Government launches independent probe into Greensill…

“Boris Johnson has ordered an independent inquiry into the Greensill scandal that has engulfed his predecessor David Cameron amid concerns it has exposed a lax lobbying culture in Whitehall. Cameron has been criticised for his private lobbying efforts as a senior adviser to collapsed finance company Greensill Capital. These included texts to chancellor Rishi Sunak on the company’s behalf, arranging a “private” drink with health secretary Matt Hancock and calls with senior officials. The investigation will be overseen by the Cabinet Office and Johnson has requested it be conducted “thoroughly and promptly”. The prime minister’s spokesperson said he wanted to ensure the government was acting “completely transparently”.” – FT

  • Ex-Prime Minister: I’ll welcome questions on lobbying scandal – The Times

>Yesterday: ToryDiary: Cameron and Greensill. We also blame the Sue Gray-ification of British politics.

…as Cameron faces scrutiny over £123m Illumina health contract

“David Cameron is facing new questions over lobbying after an American healthcare company he acts for as a paid adviser secured a £123 million contract with the Department of Health. Illumina was awarded the sum a week after the former prime minister appeared with Matt Hancock, the health secretary, at a genomics conference in September 2019. Cameron has denied lobbying on any Illumina contracts, saying that his role at the company was purely to promote the benefits of genome sequencing. The conference coincided with a £200 million expansion in the government’s sequencing programme. A week later Genomics England, a health department body, awarded Illumina the £123 million contract without competition.” – The Times


  • Why we must have new rules to control ex-Prime Ministers – Anthony Seldon, Daily Mail

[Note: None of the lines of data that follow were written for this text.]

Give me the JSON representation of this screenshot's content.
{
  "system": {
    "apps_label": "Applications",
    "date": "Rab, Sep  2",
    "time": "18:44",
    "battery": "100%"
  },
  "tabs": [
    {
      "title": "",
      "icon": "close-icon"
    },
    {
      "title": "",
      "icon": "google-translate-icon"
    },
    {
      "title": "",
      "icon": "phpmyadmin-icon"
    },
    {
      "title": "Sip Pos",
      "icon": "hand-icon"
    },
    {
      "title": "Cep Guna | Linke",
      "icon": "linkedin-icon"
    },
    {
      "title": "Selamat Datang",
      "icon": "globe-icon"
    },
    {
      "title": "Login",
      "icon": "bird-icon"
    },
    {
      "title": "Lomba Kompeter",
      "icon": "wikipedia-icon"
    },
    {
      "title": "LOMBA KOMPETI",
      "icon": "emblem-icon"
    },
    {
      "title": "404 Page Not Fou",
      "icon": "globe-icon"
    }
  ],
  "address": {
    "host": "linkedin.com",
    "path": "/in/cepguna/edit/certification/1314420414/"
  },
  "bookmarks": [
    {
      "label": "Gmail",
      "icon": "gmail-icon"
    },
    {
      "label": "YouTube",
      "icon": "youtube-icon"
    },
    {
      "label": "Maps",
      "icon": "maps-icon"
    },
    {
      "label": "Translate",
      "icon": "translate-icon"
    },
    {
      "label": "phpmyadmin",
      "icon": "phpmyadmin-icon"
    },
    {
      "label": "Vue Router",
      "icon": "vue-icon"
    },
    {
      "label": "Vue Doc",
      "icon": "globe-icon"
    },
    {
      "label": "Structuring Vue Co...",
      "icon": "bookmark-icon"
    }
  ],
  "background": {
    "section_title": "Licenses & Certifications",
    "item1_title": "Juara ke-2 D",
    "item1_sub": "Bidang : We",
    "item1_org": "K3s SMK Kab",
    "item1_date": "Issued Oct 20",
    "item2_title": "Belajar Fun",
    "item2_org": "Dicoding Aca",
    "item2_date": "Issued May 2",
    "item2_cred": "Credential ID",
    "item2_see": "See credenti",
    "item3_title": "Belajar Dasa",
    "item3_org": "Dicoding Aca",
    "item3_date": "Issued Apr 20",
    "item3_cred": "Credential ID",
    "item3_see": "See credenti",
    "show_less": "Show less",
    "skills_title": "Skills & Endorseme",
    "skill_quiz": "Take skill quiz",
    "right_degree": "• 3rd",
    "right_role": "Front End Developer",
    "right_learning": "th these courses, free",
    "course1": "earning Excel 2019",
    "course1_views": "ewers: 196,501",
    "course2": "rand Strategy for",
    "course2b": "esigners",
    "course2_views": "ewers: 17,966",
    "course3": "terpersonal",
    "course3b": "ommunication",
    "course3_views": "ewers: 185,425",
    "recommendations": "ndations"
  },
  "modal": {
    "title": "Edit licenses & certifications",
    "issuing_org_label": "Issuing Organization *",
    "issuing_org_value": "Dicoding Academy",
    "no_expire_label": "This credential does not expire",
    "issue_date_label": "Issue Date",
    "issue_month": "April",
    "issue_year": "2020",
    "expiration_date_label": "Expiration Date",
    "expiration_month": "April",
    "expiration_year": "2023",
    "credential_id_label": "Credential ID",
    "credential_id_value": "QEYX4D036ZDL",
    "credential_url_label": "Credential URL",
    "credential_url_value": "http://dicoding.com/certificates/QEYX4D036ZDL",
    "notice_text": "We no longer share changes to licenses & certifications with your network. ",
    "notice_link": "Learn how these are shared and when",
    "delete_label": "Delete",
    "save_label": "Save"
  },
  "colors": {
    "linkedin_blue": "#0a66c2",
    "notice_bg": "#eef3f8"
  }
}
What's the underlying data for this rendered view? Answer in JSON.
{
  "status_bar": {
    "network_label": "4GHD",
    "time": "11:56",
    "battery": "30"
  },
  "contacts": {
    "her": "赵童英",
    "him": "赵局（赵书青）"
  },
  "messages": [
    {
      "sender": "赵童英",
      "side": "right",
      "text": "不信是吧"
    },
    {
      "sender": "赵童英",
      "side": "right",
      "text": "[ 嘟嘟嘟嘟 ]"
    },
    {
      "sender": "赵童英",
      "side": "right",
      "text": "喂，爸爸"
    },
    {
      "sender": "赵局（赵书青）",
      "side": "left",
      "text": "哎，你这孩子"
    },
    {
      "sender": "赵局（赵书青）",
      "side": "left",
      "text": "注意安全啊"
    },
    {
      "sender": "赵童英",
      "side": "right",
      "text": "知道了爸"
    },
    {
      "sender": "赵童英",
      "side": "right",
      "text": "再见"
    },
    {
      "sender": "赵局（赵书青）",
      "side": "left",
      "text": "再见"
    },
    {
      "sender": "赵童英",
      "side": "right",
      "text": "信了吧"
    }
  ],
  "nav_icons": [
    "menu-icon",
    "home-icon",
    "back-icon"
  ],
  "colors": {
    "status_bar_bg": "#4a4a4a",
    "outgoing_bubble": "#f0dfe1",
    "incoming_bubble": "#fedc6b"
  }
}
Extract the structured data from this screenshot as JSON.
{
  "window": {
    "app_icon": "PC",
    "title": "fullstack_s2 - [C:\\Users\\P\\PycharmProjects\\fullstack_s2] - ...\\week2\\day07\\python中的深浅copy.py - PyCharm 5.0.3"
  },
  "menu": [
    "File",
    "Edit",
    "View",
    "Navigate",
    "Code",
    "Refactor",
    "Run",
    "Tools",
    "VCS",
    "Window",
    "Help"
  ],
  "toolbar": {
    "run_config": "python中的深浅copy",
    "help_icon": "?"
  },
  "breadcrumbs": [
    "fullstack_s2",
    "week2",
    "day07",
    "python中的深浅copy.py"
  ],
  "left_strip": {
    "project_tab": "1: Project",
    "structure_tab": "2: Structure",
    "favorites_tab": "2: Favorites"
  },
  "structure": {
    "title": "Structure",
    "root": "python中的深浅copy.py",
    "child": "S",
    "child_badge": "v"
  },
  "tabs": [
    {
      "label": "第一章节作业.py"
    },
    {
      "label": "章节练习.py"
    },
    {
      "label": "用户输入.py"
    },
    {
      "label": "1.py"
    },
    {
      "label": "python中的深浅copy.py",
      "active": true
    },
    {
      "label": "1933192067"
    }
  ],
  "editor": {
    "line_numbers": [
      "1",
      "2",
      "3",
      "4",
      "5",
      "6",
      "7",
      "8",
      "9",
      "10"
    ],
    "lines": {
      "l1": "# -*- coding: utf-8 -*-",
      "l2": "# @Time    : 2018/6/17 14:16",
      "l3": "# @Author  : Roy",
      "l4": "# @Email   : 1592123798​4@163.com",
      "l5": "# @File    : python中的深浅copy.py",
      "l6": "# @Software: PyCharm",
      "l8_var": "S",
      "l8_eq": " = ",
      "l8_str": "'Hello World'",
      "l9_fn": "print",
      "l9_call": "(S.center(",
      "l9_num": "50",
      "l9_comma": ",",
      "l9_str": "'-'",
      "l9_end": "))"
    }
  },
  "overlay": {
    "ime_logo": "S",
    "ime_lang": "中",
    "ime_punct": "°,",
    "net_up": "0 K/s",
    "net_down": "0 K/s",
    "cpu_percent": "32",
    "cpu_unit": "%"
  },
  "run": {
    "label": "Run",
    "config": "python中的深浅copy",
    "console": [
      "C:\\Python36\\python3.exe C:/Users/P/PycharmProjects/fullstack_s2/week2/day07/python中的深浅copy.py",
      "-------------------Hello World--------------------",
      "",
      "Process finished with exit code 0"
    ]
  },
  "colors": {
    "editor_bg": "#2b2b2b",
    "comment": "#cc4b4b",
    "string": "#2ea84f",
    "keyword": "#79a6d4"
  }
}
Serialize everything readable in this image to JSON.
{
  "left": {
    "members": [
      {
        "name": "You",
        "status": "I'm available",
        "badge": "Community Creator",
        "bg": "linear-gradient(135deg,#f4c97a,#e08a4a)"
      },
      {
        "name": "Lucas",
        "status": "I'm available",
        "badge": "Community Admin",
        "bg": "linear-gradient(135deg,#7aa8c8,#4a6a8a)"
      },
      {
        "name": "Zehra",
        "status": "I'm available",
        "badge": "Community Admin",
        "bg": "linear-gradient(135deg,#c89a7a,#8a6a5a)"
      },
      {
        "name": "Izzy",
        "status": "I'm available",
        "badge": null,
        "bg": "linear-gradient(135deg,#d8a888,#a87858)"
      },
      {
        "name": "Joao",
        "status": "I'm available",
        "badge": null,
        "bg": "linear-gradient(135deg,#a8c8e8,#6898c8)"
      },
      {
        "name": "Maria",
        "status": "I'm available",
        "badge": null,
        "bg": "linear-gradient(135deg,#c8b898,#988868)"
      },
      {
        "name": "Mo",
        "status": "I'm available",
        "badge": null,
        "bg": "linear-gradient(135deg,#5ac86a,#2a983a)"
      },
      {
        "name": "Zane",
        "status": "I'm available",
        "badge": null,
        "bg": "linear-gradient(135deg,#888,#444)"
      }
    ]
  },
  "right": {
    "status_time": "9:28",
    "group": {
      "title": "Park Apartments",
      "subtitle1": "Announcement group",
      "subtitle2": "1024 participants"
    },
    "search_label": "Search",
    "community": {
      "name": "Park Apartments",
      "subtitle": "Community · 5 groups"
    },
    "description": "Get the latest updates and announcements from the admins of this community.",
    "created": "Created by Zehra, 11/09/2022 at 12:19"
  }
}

>Today: David Gauke’s column: Cameron’s values in government may be out of favour, but they are not wrong

Shirley Williams, Lib Dem peer and SDP founder, dies aged 90

“Shirley Williams, one of the original “gang of four” Labour politicians who split to form the Social Democratic party, died peacefully in her sleep in the early hours of Monday morning, the Liberal Democrats have announced. Hailed by many as a trailblazer for a political career that spanned more than 50 years, she entered parliament as MP for the Hertfordshire town of Hitchin in 1964 and left it as Lady Williams of Crosby in 2016. Williams, who was 90, served in multiple prominent roles, including as education and science secretary under the Labour prime minister James Callaghan, and later became the first SDP member elected in a 1981 byelection in Crosby, Merseyside. She became president of the new party and supported its merger with the Liberals to form the Liberal Democrats, and was a stalwart who served as its leader in the House of Lords for three years from June 2001.” – The Guardian

News in Brief:

  • It seems much of the Cabinet is clueless on Scottish independence – Henry Hill, The Spectator
  • Williams’ her legacy for education – David James, The Critic
  • The Prime Minister women needed – Jenni Murray, UnHerd
  • The musical chairs farce reveals a deeper truth about the EU – Daniel Hannan, CapX